ABOUT THIS TASK:
Check every line of the data below for "EDGE". Copy each one that has it.

(DATASET begins)

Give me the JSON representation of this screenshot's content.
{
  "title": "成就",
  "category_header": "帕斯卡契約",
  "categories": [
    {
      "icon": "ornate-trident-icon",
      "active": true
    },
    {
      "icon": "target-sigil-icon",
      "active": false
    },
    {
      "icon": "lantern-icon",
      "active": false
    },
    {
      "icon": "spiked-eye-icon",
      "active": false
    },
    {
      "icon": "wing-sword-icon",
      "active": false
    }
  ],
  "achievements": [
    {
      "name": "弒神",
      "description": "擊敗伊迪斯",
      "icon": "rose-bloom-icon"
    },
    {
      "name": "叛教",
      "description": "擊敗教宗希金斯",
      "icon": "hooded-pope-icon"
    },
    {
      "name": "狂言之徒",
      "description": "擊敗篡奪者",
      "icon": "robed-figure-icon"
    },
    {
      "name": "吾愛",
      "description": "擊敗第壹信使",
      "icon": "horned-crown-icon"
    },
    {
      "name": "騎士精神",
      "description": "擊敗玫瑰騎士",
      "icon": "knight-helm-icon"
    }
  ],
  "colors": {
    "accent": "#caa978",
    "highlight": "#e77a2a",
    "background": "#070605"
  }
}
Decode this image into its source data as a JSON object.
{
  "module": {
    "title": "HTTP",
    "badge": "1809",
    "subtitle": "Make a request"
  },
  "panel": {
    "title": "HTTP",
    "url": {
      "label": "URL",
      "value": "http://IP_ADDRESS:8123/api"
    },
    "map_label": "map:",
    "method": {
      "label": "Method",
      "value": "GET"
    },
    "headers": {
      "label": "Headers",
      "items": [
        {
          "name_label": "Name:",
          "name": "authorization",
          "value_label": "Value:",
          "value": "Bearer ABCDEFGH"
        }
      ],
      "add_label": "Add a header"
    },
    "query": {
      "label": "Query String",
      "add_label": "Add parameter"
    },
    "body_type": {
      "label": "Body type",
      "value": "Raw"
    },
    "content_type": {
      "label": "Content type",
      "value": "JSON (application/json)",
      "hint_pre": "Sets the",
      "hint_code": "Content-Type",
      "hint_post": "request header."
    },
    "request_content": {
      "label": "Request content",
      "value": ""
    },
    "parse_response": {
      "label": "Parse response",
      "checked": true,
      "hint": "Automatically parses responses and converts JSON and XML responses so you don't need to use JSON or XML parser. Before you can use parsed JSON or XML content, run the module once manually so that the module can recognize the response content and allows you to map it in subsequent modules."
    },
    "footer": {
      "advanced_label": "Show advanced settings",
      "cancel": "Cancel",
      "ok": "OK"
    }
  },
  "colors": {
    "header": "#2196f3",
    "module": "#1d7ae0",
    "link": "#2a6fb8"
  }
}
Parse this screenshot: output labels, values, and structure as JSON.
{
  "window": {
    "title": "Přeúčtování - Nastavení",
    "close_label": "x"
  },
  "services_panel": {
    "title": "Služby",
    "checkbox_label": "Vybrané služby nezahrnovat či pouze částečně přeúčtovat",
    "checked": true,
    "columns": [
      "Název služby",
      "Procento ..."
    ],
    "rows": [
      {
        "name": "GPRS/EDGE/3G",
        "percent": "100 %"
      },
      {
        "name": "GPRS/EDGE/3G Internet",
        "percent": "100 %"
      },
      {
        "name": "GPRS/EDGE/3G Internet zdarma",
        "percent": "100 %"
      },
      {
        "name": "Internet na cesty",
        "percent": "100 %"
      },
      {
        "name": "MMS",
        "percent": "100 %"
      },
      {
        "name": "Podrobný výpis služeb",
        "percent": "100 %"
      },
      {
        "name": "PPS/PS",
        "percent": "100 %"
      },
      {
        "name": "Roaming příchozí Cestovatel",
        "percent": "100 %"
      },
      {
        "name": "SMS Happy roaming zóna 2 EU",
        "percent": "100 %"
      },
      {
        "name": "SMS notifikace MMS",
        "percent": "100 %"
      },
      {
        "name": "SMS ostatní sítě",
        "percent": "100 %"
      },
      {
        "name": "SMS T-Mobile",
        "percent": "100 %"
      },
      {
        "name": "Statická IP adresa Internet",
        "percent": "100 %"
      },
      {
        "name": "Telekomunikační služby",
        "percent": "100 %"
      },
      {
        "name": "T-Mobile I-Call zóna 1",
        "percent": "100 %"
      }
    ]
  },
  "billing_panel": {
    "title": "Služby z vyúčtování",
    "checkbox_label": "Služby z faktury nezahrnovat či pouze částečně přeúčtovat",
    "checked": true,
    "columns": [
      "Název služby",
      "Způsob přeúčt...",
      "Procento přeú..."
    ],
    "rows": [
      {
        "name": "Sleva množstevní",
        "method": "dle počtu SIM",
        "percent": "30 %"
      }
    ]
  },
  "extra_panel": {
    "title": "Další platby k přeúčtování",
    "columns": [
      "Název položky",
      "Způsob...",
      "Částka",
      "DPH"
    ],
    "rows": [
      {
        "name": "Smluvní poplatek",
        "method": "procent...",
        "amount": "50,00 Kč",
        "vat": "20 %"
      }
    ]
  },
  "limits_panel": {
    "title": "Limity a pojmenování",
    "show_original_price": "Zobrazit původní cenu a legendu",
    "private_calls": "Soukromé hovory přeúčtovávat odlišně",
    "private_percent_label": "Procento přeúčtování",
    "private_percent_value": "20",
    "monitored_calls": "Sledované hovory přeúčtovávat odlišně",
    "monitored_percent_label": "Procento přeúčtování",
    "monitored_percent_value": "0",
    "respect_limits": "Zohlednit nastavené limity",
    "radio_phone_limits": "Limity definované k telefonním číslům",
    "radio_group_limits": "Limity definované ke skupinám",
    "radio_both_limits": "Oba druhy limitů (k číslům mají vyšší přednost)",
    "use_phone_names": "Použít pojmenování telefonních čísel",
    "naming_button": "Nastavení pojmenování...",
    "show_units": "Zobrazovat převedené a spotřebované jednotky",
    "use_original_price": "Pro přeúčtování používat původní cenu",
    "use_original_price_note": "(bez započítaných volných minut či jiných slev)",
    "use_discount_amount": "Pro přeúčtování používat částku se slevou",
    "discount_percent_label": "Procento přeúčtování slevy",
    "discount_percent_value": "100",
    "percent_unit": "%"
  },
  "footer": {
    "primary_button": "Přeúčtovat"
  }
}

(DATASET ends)

ANSWER SECTION:
        "name": "GPRS/EDGE/3G",
        "name": "GPRS/EDGE/3G Internet",
        "name": "GPRS/EDGE/3G Internet zdarma",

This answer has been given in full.